### How to complete this task
Within the listing that follows, state how many lines include the word "status"; write only that number.

### Stored data
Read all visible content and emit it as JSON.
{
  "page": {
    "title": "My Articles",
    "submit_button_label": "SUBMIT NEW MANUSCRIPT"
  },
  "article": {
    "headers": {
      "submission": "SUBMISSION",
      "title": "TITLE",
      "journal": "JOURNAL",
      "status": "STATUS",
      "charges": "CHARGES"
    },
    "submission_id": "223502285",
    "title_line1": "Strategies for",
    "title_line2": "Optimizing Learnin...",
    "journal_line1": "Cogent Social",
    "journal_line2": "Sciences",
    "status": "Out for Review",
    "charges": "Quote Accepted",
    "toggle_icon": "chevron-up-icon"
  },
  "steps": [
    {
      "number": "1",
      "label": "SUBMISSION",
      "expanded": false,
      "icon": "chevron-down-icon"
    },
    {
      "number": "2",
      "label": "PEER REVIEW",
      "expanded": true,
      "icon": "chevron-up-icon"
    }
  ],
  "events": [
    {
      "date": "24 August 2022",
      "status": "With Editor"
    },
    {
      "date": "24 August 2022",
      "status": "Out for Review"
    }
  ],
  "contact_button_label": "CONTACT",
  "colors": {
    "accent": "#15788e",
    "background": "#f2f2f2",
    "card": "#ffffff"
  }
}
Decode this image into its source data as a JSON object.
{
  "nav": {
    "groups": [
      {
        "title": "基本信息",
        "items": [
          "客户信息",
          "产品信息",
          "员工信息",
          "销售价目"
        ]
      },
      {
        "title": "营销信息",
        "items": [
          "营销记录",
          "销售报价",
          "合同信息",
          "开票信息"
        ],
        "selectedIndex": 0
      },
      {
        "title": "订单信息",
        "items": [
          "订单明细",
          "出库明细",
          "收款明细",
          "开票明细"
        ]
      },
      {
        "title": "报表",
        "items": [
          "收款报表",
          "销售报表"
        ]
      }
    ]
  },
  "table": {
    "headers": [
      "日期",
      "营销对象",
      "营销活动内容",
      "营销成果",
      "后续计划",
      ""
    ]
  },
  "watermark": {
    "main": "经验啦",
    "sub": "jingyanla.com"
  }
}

### Result of the exercise
4